## Data shown
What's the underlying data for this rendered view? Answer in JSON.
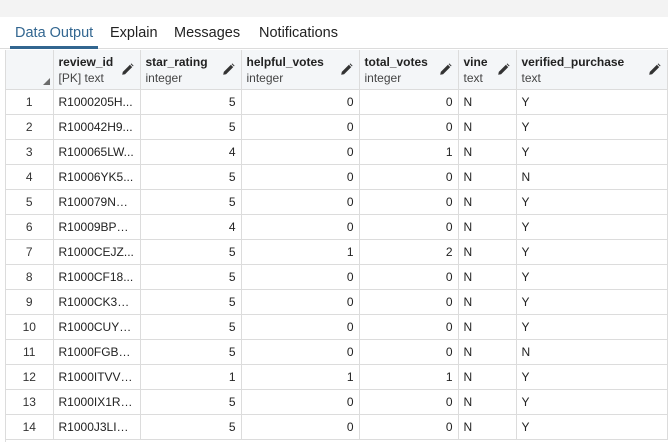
{
  "tabs": [
    {
      "label": "Data Output",
      "active": true
    },
    {
      "label": "Explain",
      "active": false
    },
    {
      "label": "Messages",
      "active": false
    },
    {
      "label": "Notifications",
      "active": false
    }
  ],
  "columns": [
    {
      "name": "review_id",
      "type": "[PK] text",
      "align": "txt"
    },
    {
      "name": "star_rating",
      "type": "integer",
      "align": "num"
    },
    {
      "name": "helpful_votes",
      "type": "integer",
      "align": "num"
    },
    {
      "name": "total_votes",
      "type": "integer",
      "align": "num"
    },
    {
      "name": "vine",
      "type": "text",
      "align": "txt"
    },
    {
      "name": "verified_purchase",
      "type": "text",
      "align": "txt"
    }
  ],
  "rows": [
    {
      "n": "1",
      "cells": [
        "R1000205H...",
        "5",
        "0",
        "0",
        "N",
        "Y"
      ]
    },
    {
      "n": "2",
      "cells": [
        "R100042H9...",
        "5",
        "0",
        "0",
        "N",
        "Y"
      ]
    },
    {
      "n": "3",
      "cells": [
        "R100065LW...",
        "4",
        "0",
        "1",
        "N",
        "Y"
      ]
    },
    {
      "n": "4",
      "cells": [
        "R10006YK5...",
        "5",
        "0",
        "0",
        "N",
        "N"
      ]
    },
    {
      "n": "5",
      "cells": [
        "R100079NQ...",
        "5",
        "0",
        "0",
        "N",
        "Y"
      ]
    },
    {
      "n": "6",
      "cells": [
        "R10009BPC...",
        "4",
        "0",
        "0",
        "N",
        "Y"
      ]
    },
    {
      "n": "7",
      "cells": [
        "R1000CEJZ...",
        "5",
        "1",
        "2",
        "N",
        "Y"
      ]
    },
    {
      "n": "8",
      "cells": [
        "R1000CF18...",
        "5",
        "0",
        "0",
        "N",
        "Y"
      ]
    },
    {
      "n": "9",
      "cells": [
        "R1000CK3G...",
        "5",
        "0",
        "0",
        "N",
        "Y"
      ]
    },
    {
      "n": "10",
      "cells": [
        "R1000CUYGI...",
        "5",
        "0",
        "0",
        "N",
        "Y"
      ]
    },
    {
      "n": "11",
      "cells": [
        "R1000FGBV...",
        "5",
        "0",
        "0",
        "N",
        "N"
      ]
    },
    {
      "n": "12",
      "cells": [
        "R1000ITVV8...",
        "1",
        "1",
        "1",
        "N",
        "Y"
      ]
    },
    {
      "n": "13",
      "cells": [
        "R1000IX1RK...",
        "5",
        "0",
        "0",
        "N",
        "Y"
      ]
    },
    {
      "n": "14",
      "cells": [
        "R1000J3LIH...",
        "5",
        "0",
        "0",
        "N",
        "Y"
      ]
    }
  ],
  "colors": {
    "accent": "#326690",
    "grid_line": "#dcdcdc",
    "header_bg": "#f4f6f8"
  },
  "icons": {
    "edit_column": "pencil-icon",
    "select_all": "select-all-corner-icon"
  }
}
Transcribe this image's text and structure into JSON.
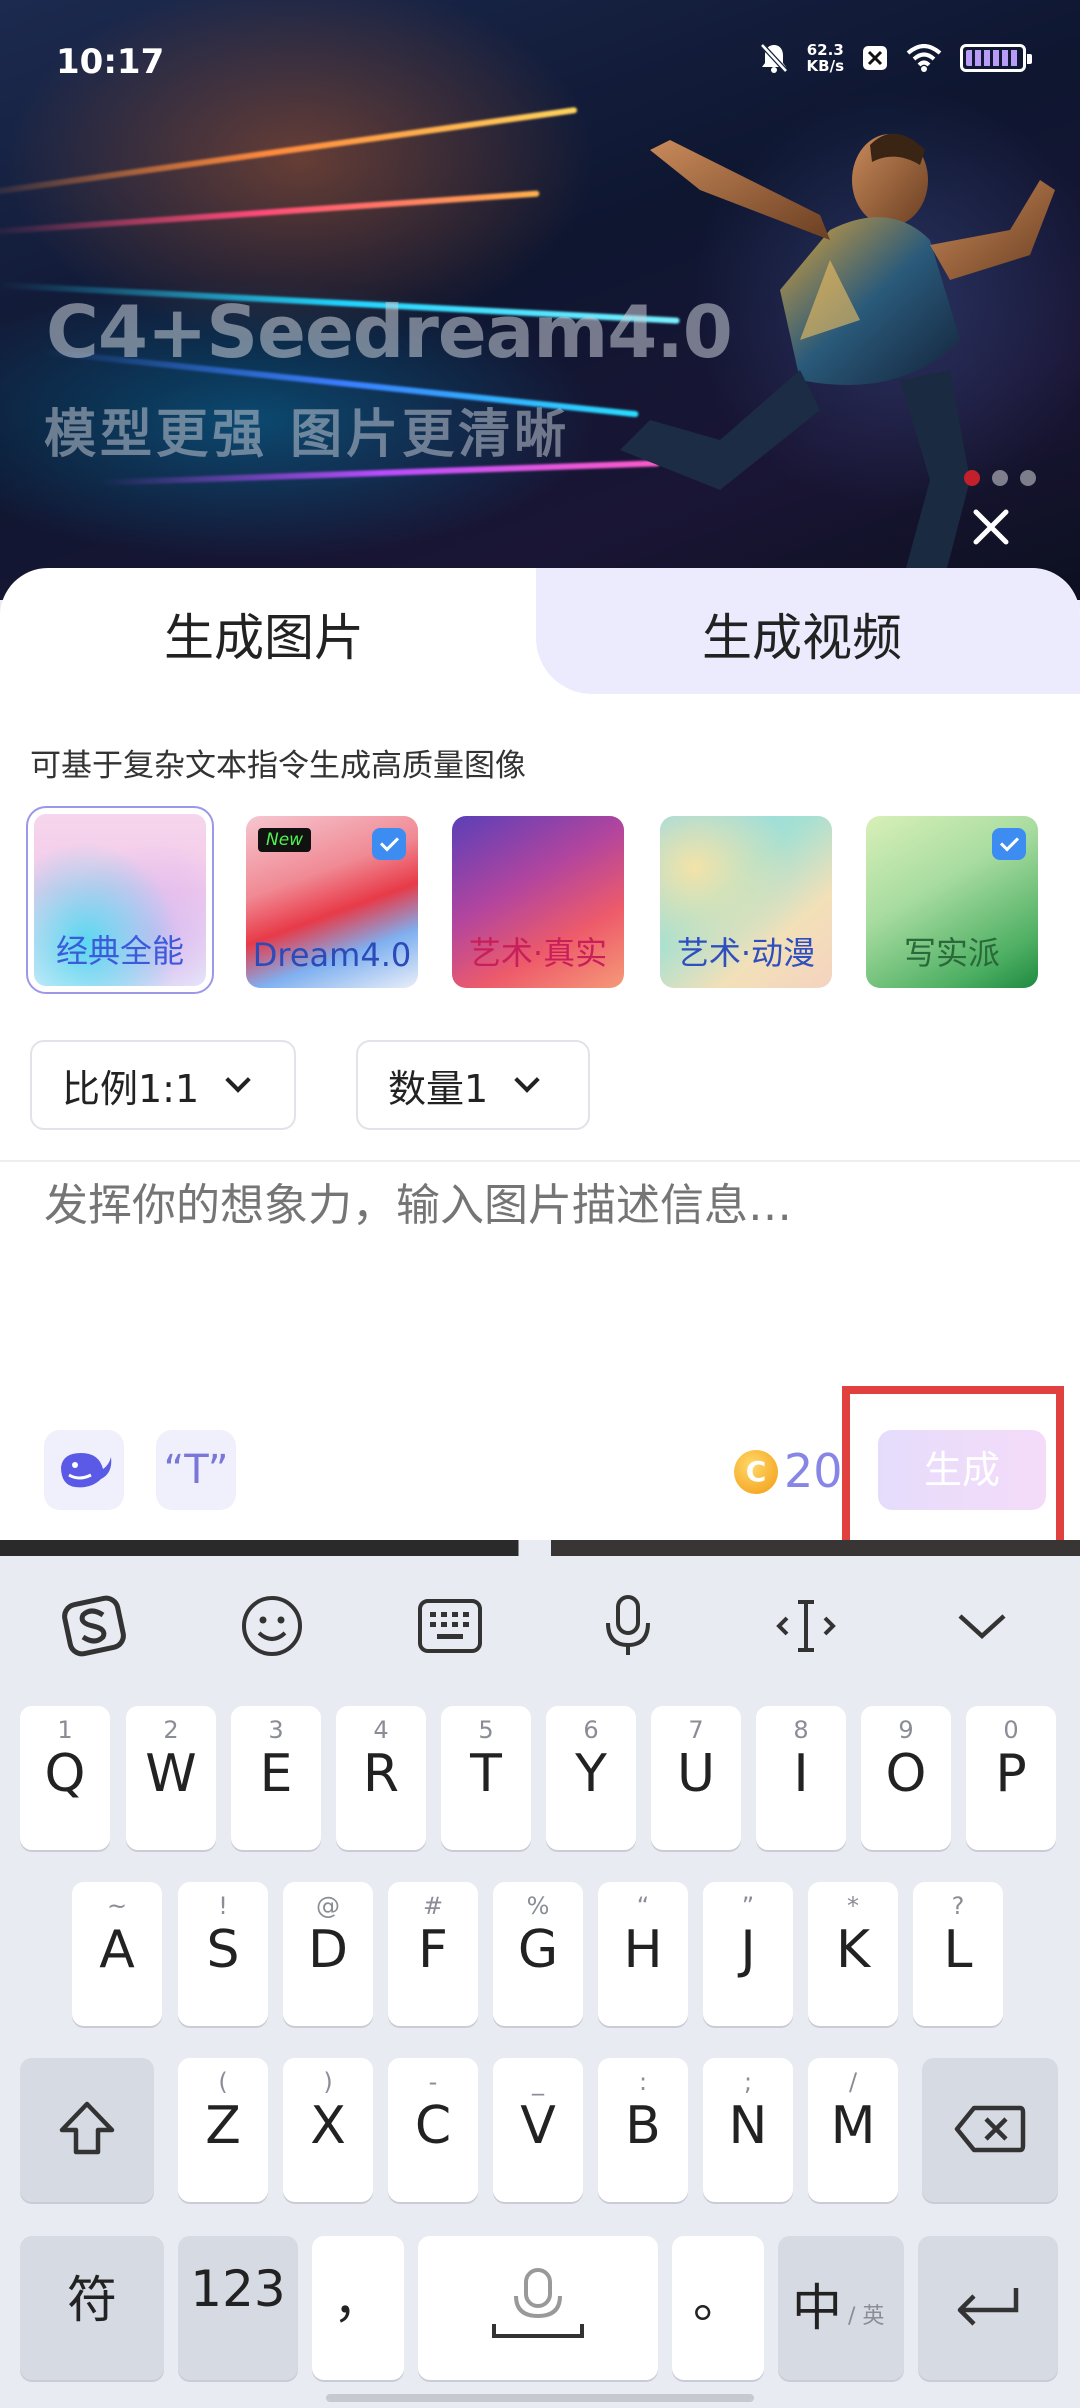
{
  "status": {
    "time": "10:17",
    "net_speed": "62.3",
    "net_unit": "KB/s",
    "icons": [
      "bell-off-icon",
      "x-app-icon",
      "wifi-icon",
      "battery-icon"
    ]
  },
  "banner": {
    "title": "C4+Seedream4.0",
    "subtitle": "模型更强 图片更清晰",
    "page_count": 3,
    "active_page": 1
  },
  "tabs": [
    {
      "label": "生成图片",
      "selected": true
    },
    {
      "label": "生成视频",
      "selected": false
    }
  ],
  "description": "可基于复杂文本指令生成高质量图像",
  "models": [
    {
      "label": "经典全能",
      "selected": true,
      "badge": ""
    },
    {
      "label": "Dream4.0",
      "selected": false,
      "badge": "New",
      "vip": true
    },
    {
      "label": "艺术·真实",
      "selected": false,
      "badge": ""
    },
    {
      "label": "艺术·动漫",
      "selected": false,
      "badge": ""
    },
    {
      "label": "写实派",
      "selected": false,
      "badge": "",
      "vip": true
    }
  ],
  "options": {
    "ratio_label": "比例1:1",
    "count_label": "数量1"
  },
  "prompt": {
    "placeholder": "发挥你的想象力，输入图片描述信息…",
    "value": ""
  },
  "tools": {
    "quote_label": "“T”"
  },
  "cost": "20",
  "generate_label": "生成",
  "keyboard": {
    "row1": [
      [
        "1",
        "Q"
      ],
      [
        "2",
        "W"
      ],
      [
        "3",
        "E"
      ],
      [
        "4",
        "R"
      ],
      [
        "5",
        "T"
      ],
      [
        "6",
        "Y"
      ],
      [
        "7",
        "U"
      ],
      [
        "8",
        "I"
      ],
      [
        "9",
        "O"
      ],
      [
        "0",
        "P"
      ]
    ],
    "row2": [
      [
        "~",
        "A"
      ],
      [
        "!",
        "S"
      ],
      [
        "@",
        "D"
      ],
      [
        "#",
        "F"
      ],
      [
        "%",
        "G"
      ],
      [
        "“",
        "H"
      ],
      [
        "”",
        "J"
      ],
      [
        "*",
        "K"
      ],
      [
        "?",
        "L"
      ]
    ],
    "row3": [
      [
        "(",
        "Z"
      ],
      [
        ")",
        "X"
      ],
      [
        "-",
        "C"
      ],
      [
        "_",
        "V"
      ],
      [
        ":",
        "B"
      ],
      [
        ";",
        "N"
      ],
      [
        "/",
        "M"
      ]
    ],
    "symbols": "符",
    "numbers": "123",
    "comma": "，",
    "period": "。",
    "lang_main": "中",
    "lang_sub": "/ 英"
  }
}
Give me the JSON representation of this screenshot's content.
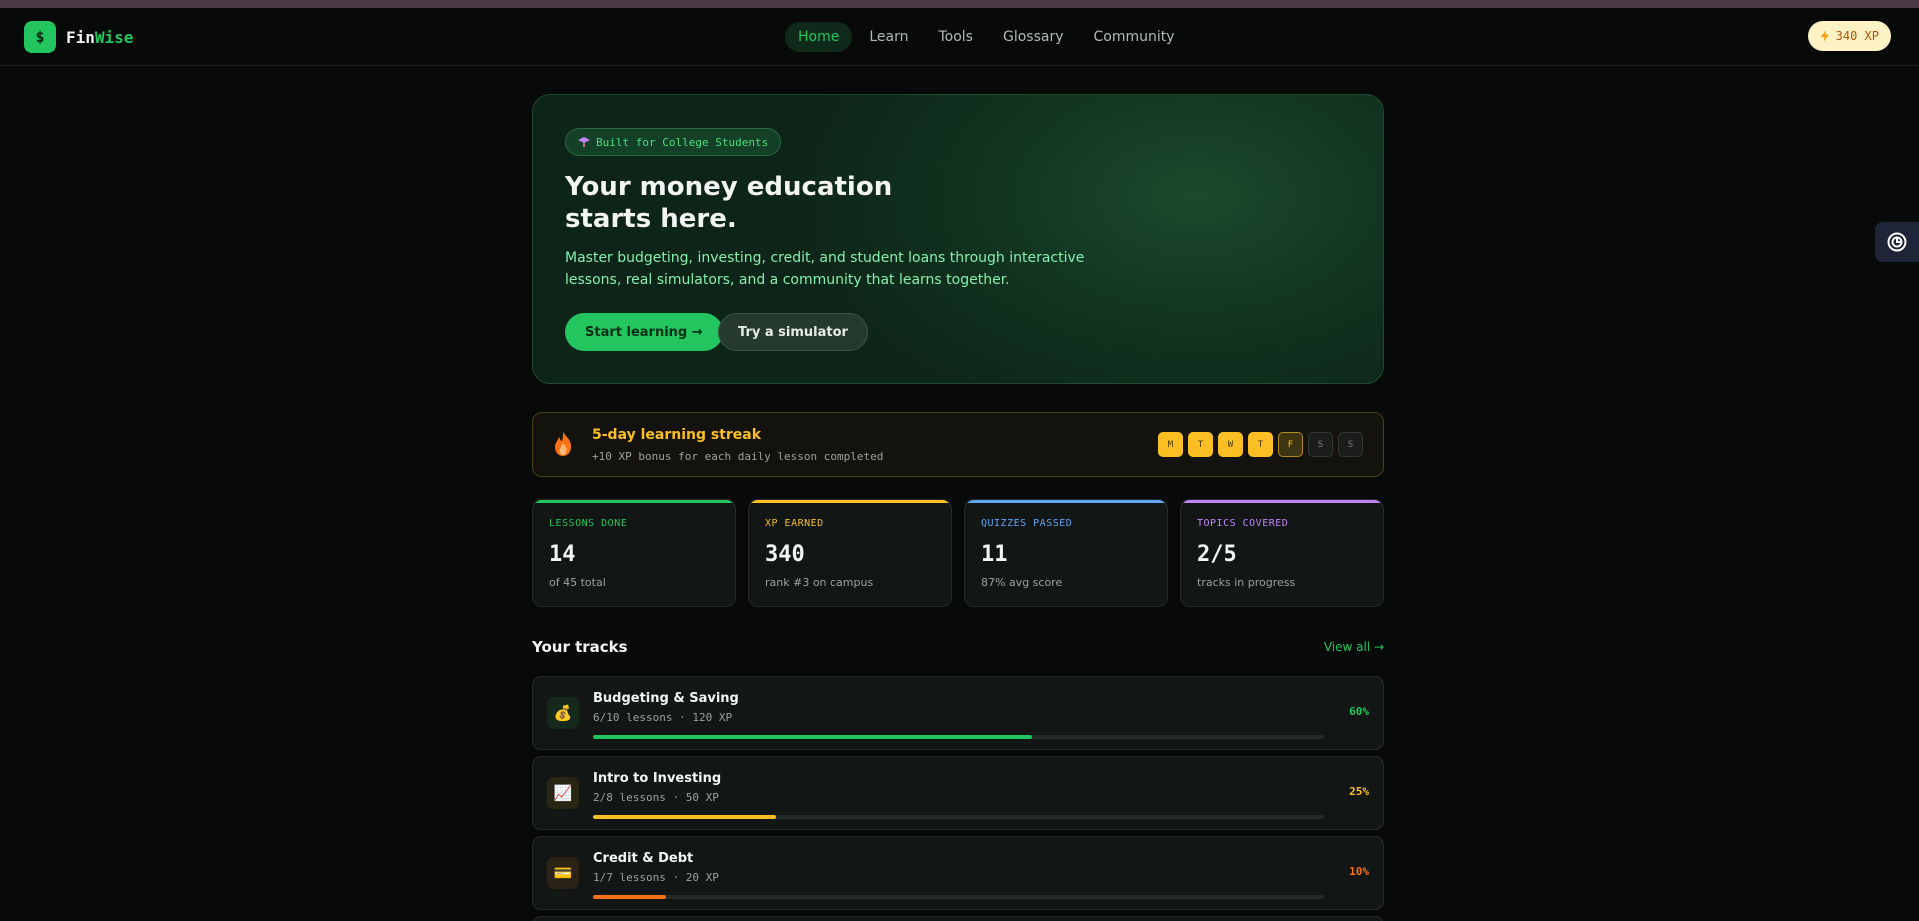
{
  "brand": {
    "logo_glyph": "$",
    "name_part1": "Fin",
    "name_part2": "Wise",
    "accent": "#22c55e"
  },
  "nav": {
    "links": [
      {
        "label": "Home",
        "active": true
      },
      {
        "label": "Learn"
      },
      {
        "label": "Tools"
      },
      {
        "label": "Glossary"
      },
      {
        "label": "Community"
      }
    ],
    "xp_badge": "340 XP"
  },
  "hero": {
    "badge": "Built for College Students",
    "title_line1": "Your money education",
    "title_line2": "starts here.",
    "subtitle": "Master budgeting, investing, credit, and student loans through interactive lessons, real simulators, and a community that learns together.",
    "primary_button": "Start learning →",
    "secondary_button": "Try a simulator"
  },
  "streak": {
    "title": "5-day learning streak",
    "subtitle": "+10 XP bonus for each daily lesson completed",
    "days": [
      {
        "label": "M",
        "state": "done"
      },
      {
        "label": "T",
        "state": "done"
      },
      {
        "label": "W",
        "state": "done"
      },
      {
        "label": "T",
        "state": "done"
      },
      {
        "label": "F",
        "state": "today"
      },
      {
        "label": "S",
        "state": "todo"
      },
      {
        "label": "S",
        "state": "todo"
      }
    ]
  },
  "stats": [
    {
      "label": "LESSONS DONE",
      "value": "14",
      "note": "of 45 total",
      "color": "#22c55e"
    },
    {
      "label": "XP EARNED",
      "value": "340",
      "note": "rank #3 on campus",
      "color": "#fbbf24"
    },
    {
      "label": "QUIZZES PASSED",
      "value": "11",
      "note": "87% avg score",
      "color": "#60a5fa"
    },
    {
      "label": "TOPICS COVERED",
      "value": "2/5",
      "note": "tracks in progress",
      "color": "#c084fc"
    }
  ],
  "tracks": {
    "title": "Your tracks",
    "view_all": "View all →",
    "items": [
      {
        "icon": "money-bag-icon",
        "glyph": "💰",
        "name": "Budgeting & Saving",
        "meta": "6/10 lessons · 120 XP",
        "percent_label": "60%",
        "progress": 0.6,
        "color": "#22c55e",
        "icon_bg": "#15291c"
      },
      {
        "icon": "chart-up-icon",
        "glyph": "📈",
        "name": "Intro to Investing",
        "meta": "2/8 lessons · 50 XP",
        "percent_label": "25%",
        "progress": 0.25,
        "color": "#fbbf24",
        "icon_bg": "#2a2614"
      },
      {
        "icon": "credit-card-icon",
        "glyph": "💳",
        "name": "Credit & Debt",
        "meta": "1/7 lessons · 20 XP",
        "percent_label": "10%",
        "progress": 0.1,
        "color": "#f97316",
        "icon_bg": "#2a2214"
      }
    ]
  }
}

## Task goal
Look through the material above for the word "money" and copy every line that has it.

## Output
    "title_line1": "Your money education",
        "icon": "money-bag-icon",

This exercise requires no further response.